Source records
• • • • •

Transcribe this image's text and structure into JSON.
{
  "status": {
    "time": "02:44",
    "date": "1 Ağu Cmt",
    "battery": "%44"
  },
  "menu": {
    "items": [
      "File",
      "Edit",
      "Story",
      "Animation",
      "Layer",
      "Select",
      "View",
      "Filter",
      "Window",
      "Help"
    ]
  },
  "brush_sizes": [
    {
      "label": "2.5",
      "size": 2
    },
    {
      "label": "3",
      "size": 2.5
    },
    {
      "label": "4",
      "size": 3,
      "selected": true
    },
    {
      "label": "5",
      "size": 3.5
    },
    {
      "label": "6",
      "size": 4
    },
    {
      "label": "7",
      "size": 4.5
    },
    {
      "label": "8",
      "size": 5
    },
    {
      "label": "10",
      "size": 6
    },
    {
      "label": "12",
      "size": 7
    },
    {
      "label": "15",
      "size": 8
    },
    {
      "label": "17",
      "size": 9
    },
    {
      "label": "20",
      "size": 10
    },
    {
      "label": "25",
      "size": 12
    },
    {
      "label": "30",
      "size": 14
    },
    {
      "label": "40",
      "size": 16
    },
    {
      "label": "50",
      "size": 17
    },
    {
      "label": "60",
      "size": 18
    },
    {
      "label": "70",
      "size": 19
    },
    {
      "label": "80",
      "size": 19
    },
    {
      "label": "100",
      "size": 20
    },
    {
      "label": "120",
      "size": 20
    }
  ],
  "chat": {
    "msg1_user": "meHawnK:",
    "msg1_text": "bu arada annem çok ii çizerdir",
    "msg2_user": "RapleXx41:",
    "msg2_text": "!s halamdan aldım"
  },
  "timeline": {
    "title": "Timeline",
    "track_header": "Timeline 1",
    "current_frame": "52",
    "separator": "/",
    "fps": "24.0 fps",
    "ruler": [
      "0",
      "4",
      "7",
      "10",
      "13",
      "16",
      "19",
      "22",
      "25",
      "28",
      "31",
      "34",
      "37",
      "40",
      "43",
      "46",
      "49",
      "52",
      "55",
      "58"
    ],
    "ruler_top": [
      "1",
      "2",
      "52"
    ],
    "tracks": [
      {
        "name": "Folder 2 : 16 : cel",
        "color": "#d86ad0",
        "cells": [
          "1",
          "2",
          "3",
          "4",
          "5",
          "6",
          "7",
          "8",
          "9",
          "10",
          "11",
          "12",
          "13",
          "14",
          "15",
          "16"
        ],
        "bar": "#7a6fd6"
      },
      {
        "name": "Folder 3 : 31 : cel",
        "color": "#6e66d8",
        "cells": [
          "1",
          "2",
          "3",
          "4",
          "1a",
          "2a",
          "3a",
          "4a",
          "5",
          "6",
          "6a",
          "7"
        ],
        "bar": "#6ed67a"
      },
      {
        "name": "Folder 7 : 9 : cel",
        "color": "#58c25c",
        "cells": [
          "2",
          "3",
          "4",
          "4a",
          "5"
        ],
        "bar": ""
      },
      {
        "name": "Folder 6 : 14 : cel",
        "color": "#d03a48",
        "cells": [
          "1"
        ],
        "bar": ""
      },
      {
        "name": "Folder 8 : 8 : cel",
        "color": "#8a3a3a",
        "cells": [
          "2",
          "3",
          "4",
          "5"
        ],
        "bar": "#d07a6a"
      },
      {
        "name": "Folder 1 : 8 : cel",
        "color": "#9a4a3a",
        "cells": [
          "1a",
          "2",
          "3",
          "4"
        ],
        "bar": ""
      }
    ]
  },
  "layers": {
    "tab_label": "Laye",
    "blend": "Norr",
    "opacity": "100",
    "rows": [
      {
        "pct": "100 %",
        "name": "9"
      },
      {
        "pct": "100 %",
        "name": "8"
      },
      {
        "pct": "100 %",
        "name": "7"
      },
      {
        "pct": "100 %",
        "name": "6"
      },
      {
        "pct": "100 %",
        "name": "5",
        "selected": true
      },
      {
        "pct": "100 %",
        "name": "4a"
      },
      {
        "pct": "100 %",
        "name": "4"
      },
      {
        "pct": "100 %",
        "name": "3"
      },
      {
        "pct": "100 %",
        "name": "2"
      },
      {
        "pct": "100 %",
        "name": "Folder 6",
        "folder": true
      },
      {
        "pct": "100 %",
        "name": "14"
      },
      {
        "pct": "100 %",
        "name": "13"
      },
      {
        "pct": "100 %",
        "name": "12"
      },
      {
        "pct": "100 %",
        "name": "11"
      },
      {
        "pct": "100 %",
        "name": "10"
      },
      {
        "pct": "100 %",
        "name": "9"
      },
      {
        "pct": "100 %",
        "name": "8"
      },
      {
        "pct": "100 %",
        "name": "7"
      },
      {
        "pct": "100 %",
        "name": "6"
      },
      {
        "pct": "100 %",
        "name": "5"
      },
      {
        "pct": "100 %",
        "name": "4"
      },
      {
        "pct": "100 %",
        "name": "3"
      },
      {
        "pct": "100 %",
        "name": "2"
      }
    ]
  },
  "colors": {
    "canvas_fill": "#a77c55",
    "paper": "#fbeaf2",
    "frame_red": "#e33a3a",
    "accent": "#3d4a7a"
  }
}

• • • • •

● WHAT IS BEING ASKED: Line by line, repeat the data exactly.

● EXERCISE RESPONSE:
Transcribe this image's text and structure into JSON.
{
  "status": {
    "time": "02:44",
    "date": "1 Ağu Cmt",
    "battery": "%44"
  },
  "menu": {
    "items": [
      "File",
      "Edit",
      "Story",
      "Animation",
      "Layer",
      "Select",
      "View",
      "Filter",
      "Window",
      "Help"
    ]
  },
  "brush_sizes": [
    {
      "label": "2.5",
      "size": 2
    },
    {
      "label": "3",
      "size": 2.5
    },
    {
      "label": "4",
      "size": 3,
      "selected": true
    },
    {
      "label": "5",
      "size": 3.5
    },
    {
      "label": "6",
      "size": 4
    },
    {
      "label": "7",
      "size": 4.5
    },
    {
      "label": "8",
      "size": 5
    },
    {
      "label": "10",
      "size": 6
    },
    {
      "label": "12",
      "size": 7
    },
    {
      "label": "15",
      "size": 8
    },
    {
      "label": "17",
      "size": 9
    },
    {
      "label": "20",
      "size": 10
    },
    {
      "label": "25",
      "size": 12
    },
    {
      "label": "30",
      "size": 14
    },
    {
      "label": "40",
      "size": 16
    },
    {
      "label": "50",
      "size": 17
    },
    {
      "label": "60",
      "size": 18
    },
    {
      "label": "70",
      "size": 19
    },
    {
      "label": "80",
      "size": 19
    },
    {
      "label": "100",
      "size": 20
    },
    {
      "label": "120",
      "size": 20
    }
  ],
  "chat": {
    "msg1_user": "meHawnK:",
    "msg1_text": "bu arada annem çok ii çizerdir",
    "msg2_user": "RapleXx41:",
    "msg2_text": "!s halamdan aldım"
  },
  "timeline": {
    "title": "Timeline",
    "track_header": "Timeline 1",
    "current_frame": "52",
    "separator": "/",
    "fps": "24.0 fps",
    "ruler": [
      "0",
      "4",
      "7",
      "10",
      "13",
      "16",
      "19",
      "22",
      "25",
      "28",
      "31",
      "34",
      "37",
      "40",
      "43",
      "46",
      "49",
      "52",
      "55",
      "58"
    ],
    "ruler_top": [
      "1",
      "2",
      "52"
    ],
    "tracks": [
      {
        "name": "Folder 2 : 16 : cel",
        "color": "#d86ad0",
        "cells": [
          "1",
          "2",
          "3",
          "4",
          "5",
          "6",
          "7",
          "8",
          "9",
          "10",
          "11",
          "12",
          "13",
          "14",
          "15",
          "16"
        ],
        "bar": "#7a6fd6"
      },
      {
        "name": "Folder 3 : 31 : cel",
        "color": "#6e66d8",
        "cells": [
          "1",
          "2",
          "3",
          "4",
          "1a",
          "2a",
          "3a",
          "4a",
          "5",
          "6",
          "6a",
          "7"
        ],
        "bar": "#6ed67a"
      },
      {
        "name": "Folder 7 : 9 : cel",
        "color": "#58c25c",
        "cells": [
          "2",
          "3",
          "4",
          "4a",
          "5"
        ],
        "bar": ""
      },
      {
        "name": "Folder 6 : 14 : cel",
        "color": "#d03a48",
        "cells": [
          "1"
        ],
        "bar": ""
      },
      {
        "name": "Folder 8 : 8 : cel",
        "color": "#8a3a3a",
        "cells": [
          "2",
          "3",
          "4",
          "5"
        ],
        "bar": "#d07a6a"
      },
      {
        "name": "Folder 1 : 8 : cel",
        "color": "#9a4a3a",
        "cells": [
          "1a",
          "2",
          "3",
          "4"
        ],
        "bar": ""
      }
    ]
  },
  "layers": {
    "tab_label": "Laye",
    "blend": "Norr",
    "opacity": "100",
    "rows": [
      {
        "pct": "100 %",
        "name": "9"
      },
      {
        "pct": "100 %",
        "name": "8"
      },
      {
        "pct": "100 %",
        "name": "7"
      },
      {
        "pct": "100 %",
        "name": "6"
      },
      {
        "pct": "100 %",
        "name": "5",
        "selected": true
      },
      {
        "pct": "100 %",
        "name": "4a"
      },
      {
        "pct": "100 %",
        "name": "4"
      },
      {
        "pct": "100 %",
        "name": "3"
      },
      {
        "pct": "100 %",
        "name": "2"
      },
      {
        "pct": "100 %",
        "name": "Folder 6",
        "folder": true
      },
      {
        "pct": "100 %",
        "name": "14"
      },
      {
        "pct": "100 %",
        "name": "13"
      },
      {
        "pct": "100 %",
        "name": "12"
      },
      {
        "pct": "100 %",
        "name": "11"
      },
      {
        "pct": "100 %",
        "name": "10"
      },
      {
        "pct": "100 %",
        "name": "9"
      },
      {
        "pct": "100 %",
        "name": "8"
      },
      {
        "pct": "100 %",
        "name": "7"
      },
      {
        "pct": "100 %",
        "name": "6"
      },
      {
        "pct": "100 %",
        "name": "5"
      },
      {
        "pct": "100 %",
        "name": "4"
      },
      {
        "pct": "100 %",
        "name": "3"
      },
      {
        "pct": "100 %",
        "name": "2"
      }
    ]
  },
  "colors": {
    "canvas_fill": "#a77c55",
    "paper": "#fbeaf2",
    "frame_red": "#e33a3a",
    "accent": "#3d4a7a"
  }
}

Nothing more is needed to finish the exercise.